So we have published a paper asking for your views. It considers whether the way providers are paid when ATMs are used should change – to spread out the machines we have while cash use reduces.

Changes Over The Longer Term

Thinking beyond these changes, what else might be part of the solution? 
A strong contender is greater use of cashback. 
Cashback has the benefit of being relatively low-cost to deploy, and could also provide retailers with a source of income and a way to reduce their need to bank their takings. So, in some communities, it could unlock lower-cost cash recycling. And by reducing the costs of cash to retailers, this could play a role in encouraging continued cash acceptance.
And this is also where deposit-taking ATMs might play a role, by maintaining a good geographic spread of places where cash can be deposited, while also keeping these costs down. And if the costs of accepting cash are low, more businesses will accept cash for so long as people want to use it.
Now, these steps may not be the whole solution, but – alongside a reformed ATM estate – could support access and acceptance.
But then where do we go? What changes might support a longer-term, sustainable cash model?
In short – I don’t yet know. 
More work is needed to understand how the various reforms and innovations fit together. And, of course, the future is hard to predict.
But I do know two things that the PSR will be particularly focusing on – the role that competition and innovation play in protecting people’s access to cash. That is not competition or innovation for the sake of it, but because it can improve outcomes.
If I highlight two examples. 
First, innovation will play an important role in both finding ways to provide access to cash for those that need it, and to see how technology can meet the needs that – today – only cash really satisfies. We are starting to see trials of these new ideas – such as the Big Issue working with iZettle so that their vendors can accept electronic payments. Or between SumUp and the Church of England.
Second, on competition, we need to avoid assuming that as cash use reduces we need to create monopolies to realise efficiency savings. Now, consolidation in some of the infrastructure underpinning the cash system has potential to reduce costs. And the emergence of shared banking centres – such as that being piloted in Birmingham – offer an interesting, potentially competitive solution.
But we need to take care when thinking about the longer-term model, to avoid an inadvertent drift towards monopoly provision. In my experience, monopolies are rarely good at passing cost savings to consumers. Nor are they usually the best way to promote innovation. If we do not design competition into the longer-term model we will also bake-in the need for detailed regulation, that builds in more complexity and cost. 

Understanding Everyone’s Different Cash Needs

So, how to navigate our way forward. Two things strike me as important.
First, we need to look to evidence of what people and businesses want and need. With this in mind, we will shortly be publishing the results of our recent research
Second, we need to work together. Between regulators and government. Industry and consumer groups.

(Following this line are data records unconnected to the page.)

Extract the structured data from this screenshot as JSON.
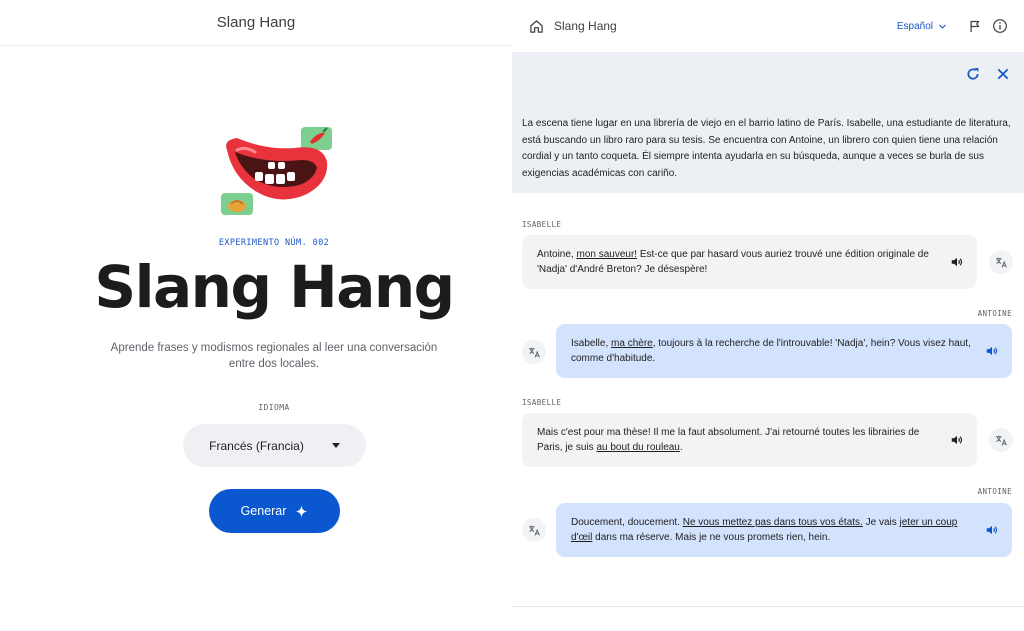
{
  "left": {
    "header_title": "Slang Hang",
    "experiment_label": "EXPERIMENTO NÚM. 002",
    "title": "Slang Hang",
    "subtitle": "Aprende frases y modismos regionales al leer una conversación entre dos locales.",
    "language_label": "IDIOMA",
    "language_value": "Francés (Francia)",
    "generate_label": "Generar"
  },
  "right": {
    "brand": "Slang Hang",
    "language": "Español",
    "scene_text": "La escena tiene lugar en una librería de viejo en el barrio latino de París. Isabelle, una estudiante de literatura, está buscando un libro raro para su tesis. Se encuentra con Antoine, un librero con quien tiene una relación cordial y un tanto coqueta. Él siempre intenta ayudarla en su búsqueda, aunque a veces se burla de sus exigencias académicas con cariño.",
    "messages": [
      {
        "speaker": "ISABELLE",
        "parts": [
          "Antoine, ",
          "mon sauveur!",
          " Est-ce que par hasard vous auriez trouvé une édition originale de 'Nadja' d'André Breton? Je désespère!"
        ]
      },
      {
        "speaker": "ANTOINE",
        "parts": [
          "Isabelle, ",
          "ma chère",
          ", toujours à la recherche de l'introuvable! 'Nadja', hein? Vous visez haut, comme d'habitude."
        ]
      },
      {
        "speaker": "ISABELLE",
        "parts": [
          "Mais c'est pour ma thèse! Il me la faut absolument. J'ai retourné toutes les librairies de Paris, je suis ",
          "au bout du rouleau",
          "."
        ]
      },
      {
        "speaker": "ANTOINE",
        "parts": [
          "Doucement, doucement. ",
          "Ne vous mettez pas dans tous vos états.",
          " Je vais ",
          "jeter un coup d'œil",
          " dans ma réserve. Mais je ne vous promets rien, hein."
        ]
      }
    ]
  },
  "icons": {
    "home": "home-icon",
    "chevron": "chevron-down-icon",
    "flag": "flag-icon",
    "info": "info-icon",
    "refresh": "refresh-icon",
    "close": "close-icon",
    "speaker": "speaker-icon",
    "translate": "translate-icon",
    "sparkle": "sparkle-icon"
  },
  "colors": {
    "accent": "#0b57d0",
    "link_blue": "#1a56c9",
    "scene_bg": "#eceff4",
    "isabelle_bubble": "#f1f3f5",
    "antoine_bubble": "#d3e3fd"
  }
}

Collaboration and effective dialogue will be key to finding the best solutions and then implementing them in a way that works for people and businesses.

Closing remarks

The very fact that we are all here today, demonstrates both the importance of these issues and also the willingness on the part of all of us to take action.
And, while there is no silver bullet – no instant fix – there are a good range of options that could move us towards a sustainable, coherent cash system for the future.
The PSR will be playing its part – both in the near-term as we take steps to protect access to free-to-use ATMs, and in supporting coordinated action the will deliver a cash system that really does work for everyone over the longer-term.
Thank you.